Hopefully, you already know that it’s important to wear sunscreen when you go in the sun, but do you know what SPF actually is and what it does? Knowledge is power. If you understand what sunscreen does, hopefully this will positively influence the decisions you make before exposing your skin to potential damage.
SPF, or sun protection factor, protects your skin from ultraviolet radiation, also known as UV rays. We prefer to think of it as skin protection factor as you apply it all year round, not just when the sun is out. Sunscreen can protect your skin in two different ways, depending on the type of cream you use – chemical or physical.
Chemical sunscreens, like those available in chemists and supermarkets, contain chemicals like avobenzone or oxybenzone that absorb UV rays limiting the amount of radiation penetrating the skin. Chemical sunscreens tend to penetrate the skin below the surface of the epidermis which is why it is often less well tolerated in sensitive skins.
Physical sunscreens block or deflect UVA and UVB radiation. This physical sunscreen shield is created by minerals such as zinc oxide or titanium dioxide, that reflect UV rays away from your skin. Physical sunscreens have improved enormously over the last few years from thick, white sunblock to light, silky feel creams.
The SPF that is displayed on sunscreen packaging refers to how well it will protect your skin from UVB radiation, which causes sunburn and several types of skin cancer. Another type of radiation, called UVA radiation, penetrates the skin much deeper, causing premature wrinkling, age spots, and can heighten your risk of some skin cancers. Sunscreens labelled broad-spectrum, block against both UVA and UVB – these provide the best coverage.
There’s a lot of discussion around what strength of SPF is needed to protect your skin. SPF 15 may prevent up to 93 percent of UVB rays, while SPF 50 has a protection rate of around 98 percent. While the differences in protection aren’t grossly significant, if you have fair skin or burn easily it’s advisable to use a higher SPF.
No matter what SPF you choose, try to avoid excessive exposure between 10am and 3pm. While many believe sun tans look great, the damage you do to your skin when lying in the sun can have serious implications and will certainly make your skin age faster.
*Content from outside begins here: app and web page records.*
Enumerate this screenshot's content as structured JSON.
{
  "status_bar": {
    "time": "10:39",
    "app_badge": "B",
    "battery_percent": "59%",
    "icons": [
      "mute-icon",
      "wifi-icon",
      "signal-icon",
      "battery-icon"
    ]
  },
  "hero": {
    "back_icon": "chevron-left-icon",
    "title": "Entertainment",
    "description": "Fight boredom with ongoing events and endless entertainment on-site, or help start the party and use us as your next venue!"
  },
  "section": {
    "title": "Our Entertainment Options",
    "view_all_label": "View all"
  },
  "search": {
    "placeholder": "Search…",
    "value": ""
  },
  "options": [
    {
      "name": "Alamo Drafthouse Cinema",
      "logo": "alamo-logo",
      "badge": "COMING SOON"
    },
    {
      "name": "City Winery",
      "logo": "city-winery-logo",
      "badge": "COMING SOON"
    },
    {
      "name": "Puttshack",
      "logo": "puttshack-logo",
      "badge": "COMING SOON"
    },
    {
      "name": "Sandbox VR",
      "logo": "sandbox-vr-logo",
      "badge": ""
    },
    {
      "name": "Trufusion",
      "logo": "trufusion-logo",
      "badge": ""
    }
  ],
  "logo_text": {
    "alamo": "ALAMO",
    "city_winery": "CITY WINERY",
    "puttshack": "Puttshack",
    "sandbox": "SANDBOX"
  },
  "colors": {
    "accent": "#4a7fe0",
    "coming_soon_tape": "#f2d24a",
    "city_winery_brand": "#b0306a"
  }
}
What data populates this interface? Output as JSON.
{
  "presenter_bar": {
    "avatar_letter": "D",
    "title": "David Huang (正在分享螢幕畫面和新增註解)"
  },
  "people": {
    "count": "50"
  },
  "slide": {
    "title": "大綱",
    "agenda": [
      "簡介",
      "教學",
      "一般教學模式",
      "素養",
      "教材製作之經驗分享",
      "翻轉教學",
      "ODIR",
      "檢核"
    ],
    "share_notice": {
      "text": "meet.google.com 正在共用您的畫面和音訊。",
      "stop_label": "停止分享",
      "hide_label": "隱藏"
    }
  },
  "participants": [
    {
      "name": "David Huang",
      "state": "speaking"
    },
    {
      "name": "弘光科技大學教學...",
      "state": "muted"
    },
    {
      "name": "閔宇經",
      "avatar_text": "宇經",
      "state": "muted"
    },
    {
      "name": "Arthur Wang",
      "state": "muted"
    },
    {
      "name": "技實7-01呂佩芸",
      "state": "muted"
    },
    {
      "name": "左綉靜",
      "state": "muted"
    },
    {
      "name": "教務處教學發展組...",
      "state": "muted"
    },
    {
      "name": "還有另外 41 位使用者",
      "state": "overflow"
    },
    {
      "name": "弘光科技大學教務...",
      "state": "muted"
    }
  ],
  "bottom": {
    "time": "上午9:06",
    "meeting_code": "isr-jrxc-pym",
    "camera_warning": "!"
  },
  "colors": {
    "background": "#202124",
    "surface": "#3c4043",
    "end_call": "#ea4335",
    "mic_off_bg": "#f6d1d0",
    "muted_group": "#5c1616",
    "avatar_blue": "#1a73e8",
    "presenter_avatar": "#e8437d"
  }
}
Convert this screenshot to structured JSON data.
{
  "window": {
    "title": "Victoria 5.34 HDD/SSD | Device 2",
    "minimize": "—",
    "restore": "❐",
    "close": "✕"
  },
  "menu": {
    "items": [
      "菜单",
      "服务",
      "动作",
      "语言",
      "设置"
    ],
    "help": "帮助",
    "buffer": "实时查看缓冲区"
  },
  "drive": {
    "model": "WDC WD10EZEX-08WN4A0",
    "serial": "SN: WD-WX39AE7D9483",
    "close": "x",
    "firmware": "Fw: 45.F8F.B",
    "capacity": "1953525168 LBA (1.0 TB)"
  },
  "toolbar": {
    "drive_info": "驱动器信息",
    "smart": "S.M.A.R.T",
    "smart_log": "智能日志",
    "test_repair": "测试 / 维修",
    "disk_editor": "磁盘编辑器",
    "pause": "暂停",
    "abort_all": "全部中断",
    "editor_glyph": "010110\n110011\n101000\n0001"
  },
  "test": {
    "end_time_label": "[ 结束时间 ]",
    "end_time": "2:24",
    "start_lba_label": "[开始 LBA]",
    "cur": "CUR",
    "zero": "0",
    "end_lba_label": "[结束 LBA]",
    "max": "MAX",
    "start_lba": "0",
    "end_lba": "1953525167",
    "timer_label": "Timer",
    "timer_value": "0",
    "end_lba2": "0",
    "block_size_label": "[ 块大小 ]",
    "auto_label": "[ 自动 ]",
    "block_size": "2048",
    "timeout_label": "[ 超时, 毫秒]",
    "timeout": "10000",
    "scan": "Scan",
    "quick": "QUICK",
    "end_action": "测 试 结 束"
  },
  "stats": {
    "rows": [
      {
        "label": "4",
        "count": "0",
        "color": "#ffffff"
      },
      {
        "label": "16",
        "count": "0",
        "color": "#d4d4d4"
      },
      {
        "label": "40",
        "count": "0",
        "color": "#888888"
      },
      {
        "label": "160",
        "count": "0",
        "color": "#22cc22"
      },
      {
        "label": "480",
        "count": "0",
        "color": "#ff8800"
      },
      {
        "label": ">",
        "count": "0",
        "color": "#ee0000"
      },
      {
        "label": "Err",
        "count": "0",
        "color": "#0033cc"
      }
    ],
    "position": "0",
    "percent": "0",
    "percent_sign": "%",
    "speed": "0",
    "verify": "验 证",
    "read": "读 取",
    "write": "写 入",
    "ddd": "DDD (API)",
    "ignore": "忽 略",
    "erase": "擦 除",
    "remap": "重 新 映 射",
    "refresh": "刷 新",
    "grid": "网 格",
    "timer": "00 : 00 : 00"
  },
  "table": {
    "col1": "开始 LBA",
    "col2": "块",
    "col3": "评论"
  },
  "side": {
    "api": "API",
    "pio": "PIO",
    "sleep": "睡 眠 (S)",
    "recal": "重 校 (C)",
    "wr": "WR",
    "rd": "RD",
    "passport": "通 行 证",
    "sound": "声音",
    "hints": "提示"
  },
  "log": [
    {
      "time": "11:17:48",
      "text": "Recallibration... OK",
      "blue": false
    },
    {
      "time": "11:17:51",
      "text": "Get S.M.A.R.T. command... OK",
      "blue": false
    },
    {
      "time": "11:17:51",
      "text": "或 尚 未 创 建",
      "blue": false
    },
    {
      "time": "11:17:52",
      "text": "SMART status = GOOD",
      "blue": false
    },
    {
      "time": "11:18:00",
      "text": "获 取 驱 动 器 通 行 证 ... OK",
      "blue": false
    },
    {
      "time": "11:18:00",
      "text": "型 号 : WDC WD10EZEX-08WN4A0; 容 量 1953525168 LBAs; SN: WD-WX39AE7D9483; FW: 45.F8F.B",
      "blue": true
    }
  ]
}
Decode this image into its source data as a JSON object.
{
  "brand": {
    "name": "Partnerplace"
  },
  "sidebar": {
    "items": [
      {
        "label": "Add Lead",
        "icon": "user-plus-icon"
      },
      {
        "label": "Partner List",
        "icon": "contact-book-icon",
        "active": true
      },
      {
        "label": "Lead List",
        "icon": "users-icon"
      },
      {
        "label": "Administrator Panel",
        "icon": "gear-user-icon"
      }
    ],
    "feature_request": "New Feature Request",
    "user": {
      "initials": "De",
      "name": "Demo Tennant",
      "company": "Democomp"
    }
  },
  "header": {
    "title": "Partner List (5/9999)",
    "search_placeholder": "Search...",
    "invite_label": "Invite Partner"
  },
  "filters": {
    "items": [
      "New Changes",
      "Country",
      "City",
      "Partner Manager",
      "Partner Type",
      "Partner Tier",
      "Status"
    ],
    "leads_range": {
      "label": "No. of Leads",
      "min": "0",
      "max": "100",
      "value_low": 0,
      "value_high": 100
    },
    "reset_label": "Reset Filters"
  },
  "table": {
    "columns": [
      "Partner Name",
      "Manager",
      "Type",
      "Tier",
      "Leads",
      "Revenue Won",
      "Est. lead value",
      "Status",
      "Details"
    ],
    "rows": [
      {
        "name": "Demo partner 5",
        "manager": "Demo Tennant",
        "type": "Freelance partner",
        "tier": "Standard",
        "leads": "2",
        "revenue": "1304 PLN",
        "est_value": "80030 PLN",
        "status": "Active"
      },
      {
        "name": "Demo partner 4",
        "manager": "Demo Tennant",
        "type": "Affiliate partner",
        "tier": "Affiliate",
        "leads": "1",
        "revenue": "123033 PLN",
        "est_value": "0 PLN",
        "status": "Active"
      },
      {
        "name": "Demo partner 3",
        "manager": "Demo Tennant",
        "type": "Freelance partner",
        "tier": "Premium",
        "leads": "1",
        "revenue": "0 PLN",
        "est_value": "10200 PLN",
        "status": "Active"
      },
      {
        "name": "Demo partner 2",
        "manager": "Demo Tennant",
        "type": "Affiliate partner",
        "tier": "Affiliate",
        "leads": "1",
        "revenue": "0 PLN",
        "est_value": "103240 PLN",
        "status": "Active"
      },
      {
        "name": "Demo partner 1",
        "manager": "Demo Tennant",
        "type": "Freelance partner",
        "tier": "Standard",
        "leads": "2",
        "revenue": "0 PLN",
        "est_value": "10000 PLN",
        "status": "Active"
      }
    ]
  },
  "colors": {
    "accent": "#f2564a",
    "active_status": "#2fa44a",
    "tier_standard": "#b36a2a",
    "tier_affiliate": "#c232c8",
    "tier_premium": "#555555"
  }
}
If you have any questions about sun protection and how to care for your skin, feel free to book a free consultation with our nurse specialist to discuss a tailored approach that will best work for you and your skin!